*** Record set

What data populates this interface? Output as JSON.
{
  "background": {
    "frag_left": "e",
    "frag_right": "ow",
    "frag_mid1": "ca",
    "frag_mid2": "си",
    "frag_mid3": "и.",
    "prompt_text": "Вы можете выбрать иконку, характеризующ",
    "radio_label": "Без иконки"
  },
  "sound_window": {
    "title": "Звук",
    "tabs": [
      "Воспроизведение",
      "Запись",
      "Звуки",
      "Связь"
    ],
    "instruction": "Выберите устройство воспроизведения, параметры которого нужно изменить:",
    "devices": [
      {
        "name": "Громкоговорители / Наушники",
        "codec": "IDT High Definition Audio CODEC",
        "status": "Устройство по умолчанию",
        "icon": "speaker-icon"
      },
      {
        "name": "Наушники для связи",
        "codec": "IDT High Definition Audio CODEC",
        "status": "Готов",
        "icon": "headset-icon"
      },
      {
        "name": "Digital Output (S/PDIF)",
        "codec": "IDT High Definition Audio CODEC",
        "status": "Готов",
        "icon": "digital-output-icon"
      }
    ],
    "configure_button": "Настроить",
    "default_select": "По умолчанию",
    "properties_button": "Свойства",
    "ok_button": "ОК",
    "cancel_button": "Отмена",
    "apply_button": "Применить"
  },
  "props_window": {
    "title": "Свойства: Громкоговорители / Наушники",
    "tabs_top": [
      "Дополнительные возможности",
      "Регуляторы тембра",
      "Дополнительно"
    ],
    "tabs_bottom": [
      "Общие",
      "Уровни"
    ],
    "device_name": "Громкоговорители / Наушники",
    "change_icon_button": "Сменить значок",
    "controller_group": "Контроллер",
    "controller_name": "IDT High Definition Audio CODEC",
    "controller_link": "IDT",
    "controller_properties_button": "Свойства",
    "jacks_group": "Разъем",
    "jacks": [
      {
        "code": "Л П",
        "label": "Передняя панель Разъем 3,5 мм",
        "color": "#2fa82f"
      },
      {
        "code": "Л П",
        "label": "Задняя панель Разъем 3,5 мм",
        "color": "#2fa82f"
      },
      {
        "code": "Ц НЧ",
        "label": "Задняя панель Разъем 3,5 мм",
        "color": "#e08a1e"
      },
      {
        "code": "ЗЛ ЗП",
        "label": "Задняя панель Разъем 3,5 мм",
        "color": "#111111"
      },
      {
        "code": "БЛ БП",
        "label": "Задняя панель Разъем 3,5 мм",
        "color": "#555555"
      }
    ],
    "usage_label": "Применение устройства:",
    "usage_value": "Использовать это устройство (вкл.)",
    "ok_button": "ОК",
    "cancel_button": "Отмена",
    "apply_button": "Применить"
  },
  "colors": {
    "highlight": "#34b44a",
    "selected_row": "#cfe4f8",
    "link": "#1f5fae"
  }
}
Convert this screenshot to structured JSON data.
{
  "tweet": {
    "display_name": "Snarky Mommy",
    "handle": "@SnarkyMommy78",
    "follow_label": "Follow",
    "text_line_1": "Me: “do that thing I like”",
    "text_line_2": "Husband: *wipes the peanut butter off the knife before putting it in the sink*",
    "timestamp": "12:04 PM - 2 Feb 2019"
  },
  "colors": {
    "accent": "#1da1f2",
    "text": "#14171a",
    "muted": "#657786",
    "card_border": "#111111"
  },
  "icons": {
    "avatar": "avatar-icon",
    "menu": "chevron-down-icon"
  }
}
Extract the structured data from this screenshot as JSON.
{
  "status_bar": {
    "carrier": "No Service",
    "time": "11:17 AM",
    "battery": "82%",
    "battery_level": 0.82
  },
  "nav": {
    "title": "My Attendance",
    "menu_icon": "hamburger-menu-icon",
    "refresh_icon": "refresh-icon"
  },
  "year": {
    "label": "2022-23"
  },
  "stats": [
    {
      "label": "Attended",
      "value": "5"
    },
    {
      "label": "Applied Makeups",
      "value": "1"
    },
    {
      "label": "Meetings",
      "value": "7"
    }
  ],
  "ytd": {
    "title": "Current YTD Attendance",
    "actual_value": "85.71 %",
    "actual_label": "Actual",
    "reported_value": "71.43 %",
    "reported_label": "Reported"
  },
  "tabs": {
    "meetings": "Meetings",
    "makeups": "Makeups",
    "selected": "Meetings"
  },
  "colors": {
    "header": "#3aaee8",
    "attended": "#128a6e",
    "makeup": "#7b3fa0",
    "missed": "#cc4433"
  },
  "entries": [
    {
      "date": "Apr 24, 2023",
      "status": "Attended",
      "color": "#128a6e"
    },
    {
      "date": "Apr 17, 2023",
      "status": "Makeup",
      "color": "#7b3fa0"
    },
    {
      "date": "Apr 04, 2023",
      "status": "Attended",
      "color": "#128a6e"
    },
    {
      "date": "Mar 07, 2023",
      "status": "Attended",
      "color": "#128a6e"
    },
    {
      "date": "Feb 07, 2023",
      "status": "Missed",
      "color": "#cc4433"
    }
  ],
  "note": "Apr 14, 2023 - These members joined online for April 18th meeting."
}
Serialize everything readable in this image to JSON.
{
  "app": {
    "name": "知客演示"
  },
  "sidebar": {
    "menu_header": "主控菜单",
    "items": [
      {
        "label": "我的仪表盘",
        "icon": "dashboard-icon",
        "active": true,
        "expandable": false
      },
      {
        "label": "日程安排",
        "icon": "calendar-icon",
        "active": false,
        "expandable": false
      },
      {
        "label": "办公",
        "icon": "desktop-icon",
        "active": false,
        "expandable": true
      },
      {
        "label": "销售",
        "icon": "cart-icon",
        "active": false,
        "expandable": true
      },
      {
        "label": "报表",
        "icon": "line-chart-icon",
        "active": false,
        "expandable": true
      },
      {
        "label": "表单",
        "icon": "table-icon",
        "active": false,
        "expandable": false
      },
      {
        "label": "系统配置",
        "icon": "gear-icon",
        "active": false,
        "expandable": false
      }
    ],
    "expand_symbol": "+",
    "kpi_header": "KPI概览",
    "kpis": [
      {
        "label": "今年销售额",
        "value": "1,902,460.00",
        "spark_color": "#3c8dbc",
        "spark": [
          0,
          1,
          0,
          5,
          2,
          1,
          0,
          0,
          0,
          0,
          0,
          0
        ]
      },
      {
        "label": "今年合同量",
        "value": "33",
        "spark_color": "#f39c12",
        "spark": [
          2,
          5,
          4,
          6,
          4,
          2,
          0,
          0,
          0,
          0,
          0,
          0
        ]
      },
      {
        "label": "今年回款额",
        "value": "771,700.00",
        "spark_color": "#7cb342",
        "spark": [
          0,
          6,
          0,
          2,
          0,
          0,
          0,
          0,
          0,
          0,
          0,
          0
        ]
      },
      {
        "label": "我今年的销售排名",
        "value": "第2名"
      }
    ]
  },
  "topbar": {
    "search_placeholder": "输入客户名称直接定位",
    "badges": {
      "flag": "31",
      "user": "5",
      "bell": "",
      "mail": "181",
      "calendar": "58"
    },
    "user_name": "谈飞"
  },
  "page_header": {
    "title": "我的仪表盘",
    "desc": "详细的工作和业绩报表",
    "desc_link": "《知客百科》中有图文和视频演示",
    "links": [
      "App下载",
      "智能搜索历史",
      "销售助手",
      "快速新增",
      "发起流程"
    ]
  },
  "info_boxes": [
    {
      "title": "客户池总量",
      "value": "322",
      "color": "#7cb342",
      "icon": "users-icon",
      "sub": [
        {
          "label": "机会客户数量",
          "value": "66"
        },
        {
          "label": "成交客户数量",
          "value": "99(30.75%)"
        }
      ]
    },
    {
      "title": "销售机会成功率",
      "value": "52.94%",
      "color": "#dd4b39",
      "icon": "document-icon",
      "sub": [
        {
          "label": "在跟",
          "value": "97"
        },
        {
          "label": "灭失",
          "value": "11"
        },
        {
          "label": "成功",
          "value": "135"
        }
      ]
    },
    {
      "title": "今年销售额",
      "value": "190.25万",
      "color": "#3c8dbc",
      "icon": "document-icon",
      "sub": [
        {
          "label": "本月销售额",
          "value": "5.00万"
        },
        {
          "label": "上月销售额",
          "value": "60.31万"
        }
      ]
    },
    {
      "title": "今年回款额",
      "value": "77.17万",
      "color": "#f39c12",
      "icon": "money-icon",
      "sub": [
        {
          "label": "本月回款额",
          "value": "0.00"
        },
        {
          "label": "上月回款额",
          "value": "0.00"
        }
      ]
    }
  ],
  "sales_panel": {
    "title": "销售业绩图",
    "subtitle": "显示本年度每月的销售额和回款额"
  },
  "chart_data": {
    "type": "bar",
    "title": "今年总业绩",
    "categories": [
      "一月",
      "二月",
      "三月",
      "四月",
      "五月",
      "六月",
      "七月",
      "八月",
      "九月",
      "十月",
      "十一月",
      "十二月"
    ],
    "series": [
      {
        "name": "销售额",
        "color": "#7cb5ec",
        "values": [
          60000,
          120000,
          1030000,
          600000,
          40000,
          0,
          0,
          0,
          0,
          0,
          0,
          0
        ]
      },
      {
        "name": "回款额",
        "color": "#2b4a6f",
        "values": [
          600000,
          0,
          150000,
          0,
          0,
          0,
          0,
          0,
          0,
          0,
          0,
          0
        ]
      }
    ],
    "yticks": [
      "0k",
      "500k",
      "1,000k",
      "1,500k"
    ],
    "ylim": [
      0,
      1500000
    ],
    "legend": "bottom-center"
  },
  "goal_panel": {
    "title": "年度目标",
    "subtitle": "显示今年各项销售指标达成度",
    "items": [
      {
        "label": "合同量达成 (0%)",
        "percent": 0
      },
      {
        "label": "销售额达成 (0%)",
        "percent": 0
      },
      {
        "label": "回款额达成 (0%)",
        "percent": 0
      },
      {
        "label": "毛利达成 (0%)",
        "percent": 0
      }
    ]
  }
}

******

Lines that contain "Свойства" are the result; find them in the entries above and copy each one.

    "properties_button": "Свойства",
    "title": "Свойства: Громкоговорители / Наушники",
    "controller_properties_button": "Свойства",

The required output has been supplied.